## What you should do
Gather up every line from the entries below that uses the word "content".

## Supplied entries
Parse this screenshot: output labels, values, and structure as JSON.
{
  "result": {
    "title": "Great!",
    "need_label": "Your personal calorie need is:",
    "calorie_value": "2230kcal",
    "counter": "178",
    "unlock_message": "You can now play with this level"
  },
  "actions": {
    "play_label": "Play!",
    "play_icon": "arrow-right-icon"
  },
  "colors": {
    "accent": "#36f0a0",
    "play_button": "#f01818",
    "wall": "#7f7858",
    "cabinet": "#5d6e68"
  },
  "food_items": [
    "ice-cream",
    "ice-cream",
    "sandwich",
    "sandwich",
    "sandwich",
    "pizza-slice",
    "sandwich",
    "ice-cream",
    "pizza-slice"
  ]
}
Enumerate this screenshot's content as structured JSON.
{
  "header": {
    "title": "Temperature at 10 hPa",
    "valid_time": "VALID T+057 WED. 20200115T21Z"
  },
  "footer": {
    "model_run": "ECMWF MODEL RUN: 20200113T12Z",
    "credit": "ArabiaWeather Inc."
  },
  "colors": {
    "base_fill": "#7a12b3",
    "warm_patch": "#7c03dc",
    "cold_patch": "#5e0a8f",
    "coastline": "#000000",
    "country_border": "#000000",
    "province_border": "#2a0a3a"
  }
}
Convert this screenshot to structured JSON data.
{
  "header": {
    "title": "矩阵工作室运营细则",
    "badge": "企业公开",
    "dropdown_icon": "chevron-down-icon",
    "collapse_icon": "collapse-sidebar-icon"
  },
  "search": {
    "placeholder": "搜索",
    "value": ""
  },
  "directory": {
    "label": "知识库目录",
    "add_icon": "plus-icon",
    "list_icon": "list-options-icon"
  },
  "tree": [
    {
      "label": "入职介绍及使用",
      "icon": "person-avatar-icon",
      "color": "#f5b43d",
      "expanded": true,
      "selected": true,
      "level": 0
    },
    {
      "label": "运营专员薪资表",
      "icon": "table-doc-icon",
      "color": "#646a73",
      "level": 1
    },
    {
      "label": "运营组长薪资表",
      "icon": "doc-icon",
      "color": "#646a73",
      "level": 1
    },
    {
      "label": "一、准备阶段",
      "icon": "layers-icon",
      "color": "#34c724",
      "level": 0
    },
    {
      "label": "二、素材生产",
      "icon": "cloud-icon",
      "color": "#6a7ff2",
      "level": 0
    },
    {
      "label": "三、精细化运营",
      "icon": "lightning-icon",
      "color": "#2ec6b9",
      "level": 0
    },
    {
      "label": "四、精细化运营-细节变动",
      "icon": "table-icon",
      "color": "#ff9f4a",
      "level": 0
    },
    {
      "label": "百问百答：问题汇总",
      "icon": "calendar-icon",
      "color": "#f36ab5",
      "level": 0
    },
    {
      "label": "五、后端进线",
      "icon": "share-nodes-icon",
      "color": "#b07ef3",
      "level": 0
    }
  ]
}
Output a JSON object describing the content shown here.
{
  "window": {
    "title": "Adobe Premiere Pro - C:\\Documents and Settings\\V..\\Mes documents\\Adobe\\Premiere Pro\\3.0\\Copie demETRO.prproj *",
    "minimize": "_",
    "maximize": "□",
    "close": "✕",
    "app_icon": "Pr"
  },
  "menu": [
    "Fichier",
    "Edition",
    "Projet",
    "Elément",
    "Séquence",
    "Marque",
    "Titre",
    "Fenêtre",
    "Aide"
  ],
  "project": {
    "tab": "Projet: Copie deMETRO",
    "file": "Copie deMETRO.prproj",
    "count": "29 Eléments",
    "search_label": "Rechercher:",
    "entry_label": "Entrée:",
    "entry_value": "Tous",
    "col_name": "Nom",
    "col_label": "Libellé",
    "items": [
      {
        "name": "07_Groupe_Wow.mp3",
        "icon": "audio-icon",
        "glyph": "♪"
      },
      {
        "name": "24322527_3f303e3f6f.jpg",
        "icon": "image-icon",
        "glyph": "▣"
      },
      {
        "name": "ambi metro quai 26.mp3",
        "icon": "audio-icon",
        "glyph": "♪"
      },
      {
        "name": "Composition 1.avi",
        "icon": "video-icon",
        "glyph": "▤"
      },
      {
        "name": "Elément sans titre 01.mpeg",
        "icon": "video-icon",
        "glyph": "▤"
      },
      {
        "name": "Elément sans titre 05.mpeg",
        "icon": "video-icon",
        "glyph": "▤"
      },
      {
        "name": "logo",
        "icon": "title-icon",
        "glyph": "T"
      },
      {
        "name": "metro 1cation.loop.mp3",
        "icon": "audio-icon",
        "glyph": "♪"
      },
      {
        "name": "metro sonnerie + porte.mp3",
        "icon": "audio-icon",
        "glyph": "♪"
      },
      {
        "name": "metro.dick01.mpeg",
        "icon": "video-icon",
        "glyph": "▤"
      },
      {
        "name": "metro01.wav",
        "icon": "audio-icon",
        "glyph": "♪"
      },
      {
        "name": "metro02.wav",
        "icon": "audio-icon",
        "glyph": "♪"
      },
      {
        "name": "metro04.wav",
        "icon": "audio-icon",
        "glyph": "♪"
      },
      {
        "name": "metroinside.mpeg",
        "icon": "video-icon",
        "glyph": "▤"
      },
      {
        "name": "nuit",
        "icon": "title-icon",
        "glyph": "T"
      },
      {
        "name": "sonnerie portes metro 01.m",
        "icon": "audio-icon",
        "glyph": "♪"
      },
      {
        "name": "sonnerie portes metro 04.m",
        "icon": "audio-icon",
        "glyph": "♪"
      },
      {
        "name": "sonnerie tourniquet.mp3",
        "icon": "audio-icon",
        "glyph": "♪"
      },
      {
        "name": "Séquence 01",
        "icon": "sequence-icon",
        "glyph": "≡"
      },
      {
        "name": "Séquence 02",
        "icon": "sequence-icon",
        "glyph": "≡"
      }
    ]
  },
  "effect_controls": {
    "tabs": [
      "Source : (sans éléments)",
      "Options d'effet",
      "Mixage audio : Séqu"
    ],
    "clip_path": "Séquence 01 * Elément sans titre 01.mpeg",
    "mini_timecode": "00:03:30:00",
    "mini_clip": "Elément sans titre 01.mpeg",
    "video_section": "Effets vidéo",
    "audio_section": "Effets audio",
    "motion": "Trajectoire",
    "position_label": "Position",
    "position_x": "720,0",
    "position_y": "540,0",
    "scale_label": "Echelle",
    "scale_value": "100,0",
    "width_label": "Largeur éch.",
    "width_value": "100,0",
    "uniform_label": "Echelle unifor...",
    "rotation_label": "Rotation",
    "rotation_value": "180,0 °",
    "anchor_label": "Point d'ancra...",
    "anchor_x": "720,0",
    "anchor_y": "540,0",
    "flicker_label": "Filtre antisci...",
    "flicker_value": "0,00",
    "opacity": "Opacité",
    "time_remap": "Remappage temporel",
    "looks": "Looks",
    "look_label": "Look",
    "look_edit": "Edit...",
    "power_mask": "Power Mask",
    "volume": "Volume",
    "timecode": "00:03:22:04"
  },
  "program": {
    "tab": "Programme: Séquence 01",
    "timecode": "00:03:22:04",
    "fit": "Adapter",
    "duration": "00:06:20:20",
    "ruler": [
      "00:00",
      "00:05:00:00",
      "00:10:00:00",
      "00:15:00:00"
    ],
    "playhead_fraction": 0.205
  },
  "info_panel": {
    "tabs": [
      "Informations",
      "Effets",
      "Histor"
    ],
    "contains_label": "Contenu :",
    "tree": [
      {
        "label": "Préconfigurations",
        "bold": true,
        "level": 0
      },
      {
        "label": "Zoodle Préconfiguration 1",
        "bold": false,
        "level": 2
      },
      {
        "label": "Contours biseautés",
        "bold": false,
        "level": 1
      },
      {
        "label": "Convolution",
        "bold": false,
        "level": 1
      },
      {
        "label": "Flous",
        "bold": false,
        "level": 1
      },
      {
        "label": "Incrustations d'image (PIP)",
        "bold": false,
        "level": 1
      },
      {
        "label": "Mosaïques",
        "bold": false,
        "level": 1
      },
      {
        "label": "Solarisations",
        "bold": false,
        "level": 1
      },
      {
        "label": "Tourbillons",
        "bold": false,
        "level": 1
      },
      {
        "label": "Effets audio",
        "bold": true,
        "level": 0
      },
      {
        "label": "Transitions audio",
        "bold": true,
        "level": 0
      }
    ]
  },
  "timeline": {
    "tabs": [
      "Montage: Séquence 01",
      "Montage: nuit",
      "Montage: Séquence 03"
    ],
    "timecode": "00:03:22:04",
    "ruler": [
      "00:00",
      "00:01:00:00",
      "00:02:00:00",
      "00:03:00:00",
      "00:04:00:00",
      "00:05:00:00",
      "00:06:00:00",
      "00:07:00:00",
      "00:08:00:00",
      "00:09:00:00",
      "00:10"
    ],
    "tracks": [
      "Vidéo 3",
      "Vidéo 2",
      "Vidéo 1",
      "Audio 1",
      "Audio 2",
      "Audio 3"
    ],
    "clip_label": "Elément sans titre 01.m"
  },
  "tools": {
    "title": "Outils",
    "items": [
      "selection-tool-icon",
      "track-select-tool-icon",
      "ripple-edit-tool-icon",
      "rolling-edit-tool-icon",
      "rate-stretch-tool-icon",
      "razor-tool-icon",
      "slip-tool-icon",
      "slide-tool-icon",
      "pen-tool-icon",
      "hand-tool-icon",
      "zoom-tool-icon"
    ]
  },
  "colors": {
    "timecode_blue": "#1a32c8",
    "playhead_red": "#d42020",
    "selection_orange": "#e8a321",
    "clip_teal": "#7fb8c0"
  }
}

## Task output
Enumerate this screenshot's content as structured JSON.
Output a JSON object describing the content shown here.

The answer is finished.